*** Opening of Record extracts ***

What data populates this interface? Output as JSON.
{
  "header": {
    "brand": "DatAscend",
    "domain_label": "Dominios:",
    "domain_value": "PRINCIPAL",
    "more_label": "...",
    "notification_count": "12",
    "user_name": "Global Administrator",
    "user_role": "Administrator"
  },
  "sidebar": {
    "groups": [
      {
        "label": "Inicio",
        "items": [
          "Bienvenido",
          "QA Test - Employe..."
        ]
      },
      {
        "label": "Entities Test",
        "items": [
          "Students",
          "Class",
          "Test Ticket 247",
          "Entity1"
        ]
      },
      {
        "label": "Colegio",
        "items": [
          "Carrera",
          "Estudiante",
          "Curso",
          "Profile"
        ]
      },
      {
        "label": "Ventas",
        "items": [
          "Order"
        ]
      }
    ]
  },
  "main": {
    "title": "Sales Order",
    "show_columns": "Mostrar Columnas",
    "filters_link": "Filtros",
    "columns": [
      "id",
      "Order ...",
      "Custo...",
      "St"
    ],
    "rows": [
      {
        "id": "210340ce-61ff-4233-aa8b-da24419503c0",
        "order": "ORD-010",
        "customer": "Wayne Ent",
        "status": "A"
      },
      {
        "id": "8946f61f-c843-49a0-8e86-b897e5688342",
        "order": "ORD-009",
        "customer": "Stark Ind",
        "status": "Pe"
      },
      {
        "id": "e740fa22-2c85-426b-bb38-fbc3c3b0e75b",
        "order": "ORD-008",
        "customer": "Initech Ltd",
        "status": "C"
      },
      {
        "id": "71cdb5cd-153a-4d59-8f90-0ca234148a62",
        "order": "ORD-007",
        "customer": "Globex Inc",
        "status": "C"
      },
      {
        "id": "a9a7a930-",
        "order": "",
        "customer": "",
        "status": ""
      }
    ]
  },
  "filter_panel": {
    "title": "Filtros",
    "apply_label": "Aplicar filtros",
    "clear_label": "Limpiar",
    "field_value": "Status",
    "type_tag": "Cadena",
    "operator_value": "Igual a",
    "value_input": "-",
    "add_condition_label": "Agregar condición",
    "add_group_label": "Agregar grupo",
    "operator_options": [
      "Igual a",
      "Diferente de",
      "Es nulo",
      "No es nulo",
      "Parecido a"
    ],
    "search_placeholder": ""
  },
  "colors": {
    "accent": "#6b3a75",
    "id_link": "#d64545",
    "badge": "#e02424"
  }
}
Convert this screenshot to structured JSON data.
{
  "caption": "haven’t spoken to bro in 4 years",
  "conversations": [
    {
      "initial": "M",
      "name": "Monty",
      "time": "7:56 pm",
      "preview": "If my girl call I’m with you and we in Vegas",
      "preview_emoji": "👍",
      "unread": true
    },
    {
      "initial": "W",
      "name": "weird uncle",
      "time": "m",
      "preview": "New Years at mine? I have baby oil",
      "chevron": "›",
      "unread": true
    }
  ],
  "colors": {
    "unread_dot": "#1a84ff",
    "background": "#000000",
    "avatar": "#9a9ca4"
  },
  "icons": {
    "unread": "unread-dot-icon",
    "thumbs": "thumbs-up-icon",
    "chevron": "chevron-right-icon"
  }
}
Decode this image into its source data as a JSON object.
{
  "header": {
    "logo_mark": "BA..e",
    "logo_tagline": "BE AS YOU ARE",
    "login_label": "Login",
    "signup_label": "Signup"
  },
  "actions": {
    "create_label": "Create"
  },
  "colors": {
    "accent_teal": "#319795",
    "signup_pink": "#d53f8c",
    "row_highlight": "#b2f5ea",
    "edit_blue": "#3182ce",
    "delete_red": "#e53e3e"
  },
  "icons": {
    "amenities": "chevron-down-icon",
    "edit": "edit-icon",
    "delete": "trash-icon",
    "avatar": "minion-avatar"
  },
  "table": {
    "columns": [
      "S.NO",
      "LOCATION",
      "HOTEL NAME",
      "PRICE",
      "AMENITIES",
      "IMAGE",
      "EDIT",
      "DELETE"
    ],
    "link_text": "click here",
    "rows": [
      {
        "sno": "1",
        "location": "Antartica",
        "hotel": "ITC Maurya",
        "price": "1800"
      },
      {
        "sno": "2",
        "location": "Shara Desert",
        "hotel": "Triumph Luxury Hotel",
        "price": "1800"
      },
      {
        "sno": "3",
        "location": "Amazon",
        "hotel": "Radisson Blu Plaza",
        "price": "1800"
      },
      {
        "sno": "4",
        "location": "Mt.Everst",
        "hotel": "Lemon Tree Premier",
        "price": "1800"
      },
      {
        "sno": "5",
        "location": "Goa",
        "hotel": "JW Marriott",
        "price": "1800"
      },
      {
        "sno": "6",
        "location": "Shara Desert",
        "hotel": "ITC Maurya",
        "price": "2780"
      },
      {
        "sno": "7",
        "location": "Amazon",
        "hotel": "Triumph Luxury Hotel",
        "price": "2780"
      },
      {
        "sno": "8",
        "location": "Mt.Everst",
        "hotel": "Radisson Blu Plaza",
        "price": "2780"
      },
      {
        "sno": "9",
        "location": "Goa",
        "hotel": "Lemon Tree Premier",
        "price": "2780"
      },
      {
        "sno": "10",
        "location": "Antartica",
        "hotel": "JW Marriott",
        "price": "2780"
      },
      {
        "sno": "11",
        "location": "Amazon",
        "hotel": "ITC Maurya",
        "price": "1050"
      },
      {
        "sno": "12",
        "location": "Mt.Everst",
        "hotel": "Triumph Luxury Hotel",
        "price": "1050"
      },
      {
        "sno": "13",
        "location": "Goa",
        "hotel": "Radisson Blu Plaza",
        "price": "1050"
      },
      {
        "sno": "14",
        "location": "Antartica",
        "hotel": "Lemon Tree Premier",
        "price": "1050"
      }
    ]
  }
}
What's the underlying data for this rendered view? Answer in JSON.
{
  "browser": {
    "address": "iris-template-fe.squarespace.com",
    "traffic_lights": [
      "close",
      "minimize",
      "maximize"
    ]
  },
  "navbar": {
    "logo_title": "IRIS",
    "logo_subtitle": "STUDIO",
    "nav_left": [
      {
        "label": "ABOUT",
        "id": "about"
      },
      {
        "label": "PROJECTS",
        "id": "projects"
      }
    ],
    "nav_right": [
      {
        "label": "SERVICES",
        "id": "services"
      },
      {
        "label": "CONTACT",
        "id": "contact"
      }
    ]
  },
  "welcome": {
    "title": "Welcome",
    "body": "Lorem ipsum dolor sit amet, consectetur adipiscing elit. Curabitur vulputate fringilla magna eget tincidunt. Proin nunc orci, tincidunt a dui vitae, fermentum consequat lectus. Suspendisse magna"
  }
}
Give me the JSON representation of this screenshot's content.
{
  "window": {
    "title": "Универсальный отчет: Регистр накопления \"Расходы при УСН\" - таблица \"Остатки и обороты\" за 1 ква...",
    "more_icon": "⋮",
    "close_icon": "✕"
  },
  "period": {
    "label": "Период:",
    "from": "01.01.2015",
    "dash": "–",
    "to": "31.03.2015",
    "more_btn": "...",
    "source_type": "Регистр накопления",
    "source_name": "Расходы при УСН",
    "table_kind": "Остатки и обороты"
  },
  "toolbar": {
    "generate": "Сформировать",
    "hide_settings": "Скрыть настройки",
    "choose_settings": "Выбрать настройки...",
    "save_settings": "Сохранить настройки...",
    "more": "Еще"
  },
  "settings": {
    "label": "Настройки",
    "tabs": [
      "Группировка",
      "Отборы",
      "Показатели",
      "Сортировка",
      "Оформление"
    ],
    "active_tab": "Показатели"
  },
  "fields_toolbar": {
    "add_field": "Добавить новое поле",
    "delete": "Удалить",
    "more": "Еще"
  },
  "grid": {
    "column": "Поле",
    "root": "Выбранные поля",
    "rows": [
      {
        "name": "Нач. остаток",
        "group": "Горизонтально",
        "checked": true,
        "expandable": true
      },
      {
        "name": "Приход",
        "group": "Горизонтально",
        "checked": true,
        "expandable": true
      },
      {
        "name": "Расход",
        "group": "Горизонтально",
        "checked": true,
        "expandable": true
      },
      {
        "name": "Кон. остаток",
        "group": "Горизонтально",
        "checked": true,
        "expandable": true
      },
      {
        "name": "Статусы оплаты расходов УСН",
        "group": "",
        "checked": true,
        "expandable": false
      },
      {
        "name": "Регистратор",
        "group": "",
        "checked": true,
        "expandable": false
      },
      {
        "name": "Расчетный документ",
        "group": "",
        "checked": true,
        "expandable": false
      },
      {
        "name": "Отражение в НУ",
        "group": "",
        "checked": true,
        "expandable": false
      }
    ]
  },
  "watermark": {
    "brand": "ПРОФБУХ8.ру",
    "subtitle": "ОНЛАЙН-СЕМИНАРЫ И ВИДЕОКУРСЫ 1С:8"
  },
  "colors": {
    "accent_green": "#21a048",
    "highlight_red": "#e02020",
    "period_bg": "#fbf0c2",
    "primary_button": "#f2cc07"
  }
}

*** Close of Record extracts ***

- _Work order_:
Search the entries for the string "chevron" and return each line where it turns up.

- _Task result_:
      "chevron": "›",
    "chevron": "chevron-right-icon"
    "amenities": "chevron-down-icon",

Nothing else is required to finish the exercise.